In the run-up to Sunday's Olympic confrontation between the Netherlands and the United States men's national teams, Netherlands manager Foppe De Haan appeared to insult the United States with his assertion that "they don't have anybody extremely good." In my opinion, this brings up a very valid point concerning the States: we really don't have an extraordinary player.
Many would argue fiercely for the talent the U.S. has at its disposal in the Olympic team. Freddy Adu, Jozy Altidore, Michael Bradley, Sasha Kljestan and Brad Guzan are some of the luminaries, but none of them are genuine superstars in the international vein. While I believe Freddy and Jozy are pearls for the future, they really haven't proven themselves enough to be called "extremely good" internationally. Although they've done very well in the MLS, that's hardly enough for them to compare to such stars as Ryan Babel, Sebastian Giovinco, Alexandre Pato, Leo Messi, Sergio Agüero, etc. who have proven themselves in Europe's top leagues, despite their relative youth. Freddy languished on the subs bench for Benfica (although he did manage a respectable haul of 5 goals) when he went abroad, and was subsequently loaned out to A.S. Monaco in the French Ligue 1 for this year. Jozy has yet to see a Spanish pitch in real competition for his new club Villarreal, and it will be interesting to see whether he accepts being loaned out (after initially rejecting the idea) in order to get some valuable minutes to aid his development.
Even Bryan McBride, the U.S.A.'s "best" player, is not a real world star. He was a good, solid striker and captain for Fulham in the EPL, but he hardly lit up the league with brilliant, game-changing performances day in, day out.

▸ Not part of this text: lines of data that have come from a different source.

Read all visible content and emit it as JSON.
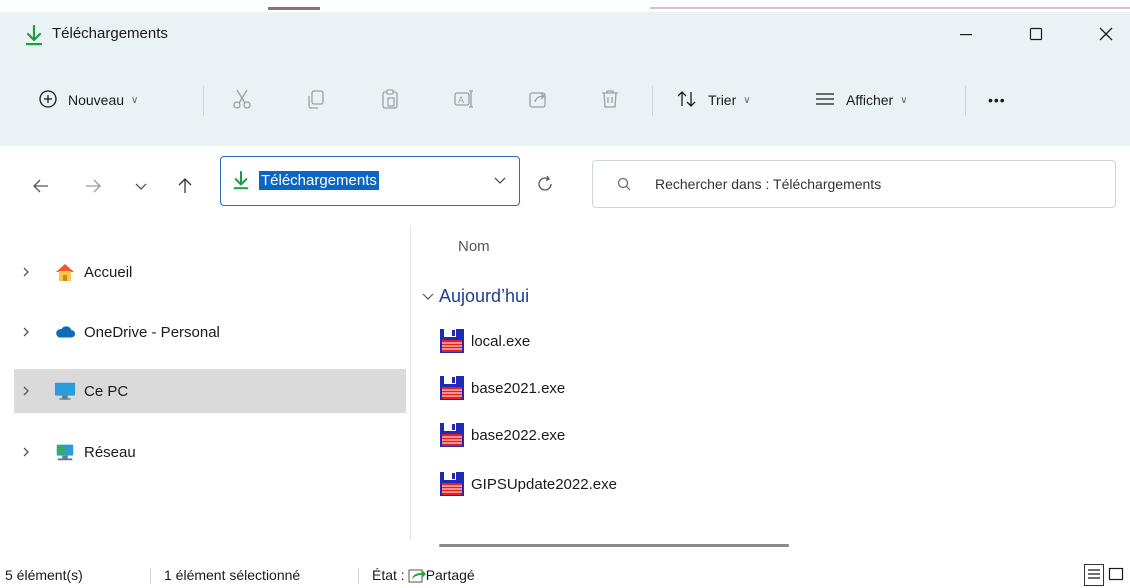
{
  "window": {
    "title": "Téléchargements",
    "controls": {
      "minimize": "minimize",
      "maximize": "maximize",
      "close": "close"
    }
  },
  "toolbar": {
    "new_label": "Nouveau",
    "sort_label": "Trier",
    "view_label": "Afficher",
    "more_label": "•••",
    "icons": [
      "cut-icon",
      "copy-icon",
      "paste-icon",
      "rename-icon",
      "share-icon",
      "delete-icon"
    ]
  },
  "address": {
    "path": "Téléchargements",
    "search_placeholder": "Rechercher dans : Téléchargements"
  },
  "sidebar": {
    "items": [
      {
        "label": "Accueil",
        "icon": "home-icon",
        "selected": false
      },
      {
        "label": "OneDrive - Personal",
        "icon": "cloud-icon",
        "selected": false
      },
      {
        "label": "Ce PC",
        "icon": "monitor-icon",
        "selected": true
      },
      {
        "label": "Réseau",
        "icon": "network-icon",
        "selected": false
      }
    ]
  },
  "content": {
    "column_name": "Nom",
    "group_label": "Aujourd’hui",
    "files": [
      {
        "name": "local.exe",
        "icon": "floppy-exe-icon"
      },
      {
        "name": "base2021.exe",
        "icon": "floppy-exe-icon"
      },
      {
        "name": "base2022.exe",
        "icon": "floppy-exe-icon"
      },
      {
        "name": "GIPSUpdate2022.exe",
        "icon": "floppy-exe-icon"
      }
    ]
  },
  "status": {
    "count": "5 élément(s)",
    "selected": "1 élément sélectionné",
    "state_label": "État :",
    "state_value": "Partagé"
  },
  "colors": {
    "accent": "#0a66c2",
    "chrome_bg": "#e9f3f6",
    "selected_bg": "#dadada",
    "group_header": "#1c3f94",
    "download_green": "#1e9e3a"
  }
}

Foppe De Haan's statement speaks directly to one of the problems with the U.S. soccer team now. Although the team is as always very solid and well-organized, it's lacking in the individual creative brilliance that so many of the nations we strive to compete with seem to produce in excess. With every new generation of players issuing from the Netherlands, their fans see the possiblities of the "new Van Basten", the Italians hail their "new Roberto Baggio" and the French can look forward to the prospect of their "new Zidane". However, the U.S. struggles to produce exceptional individual talent because of several inherent flaws in the U.S. soccer system itself.
In summary, I feel that instead of taking offense to De Haan's words, we should instead examine the problem that prevents the U.S. from developing the talent we have at our disposal into genuine stars. In addition, what can we do to prevent the talent we've developed from escaping our clutches (a lá Giuseppe Rossi)?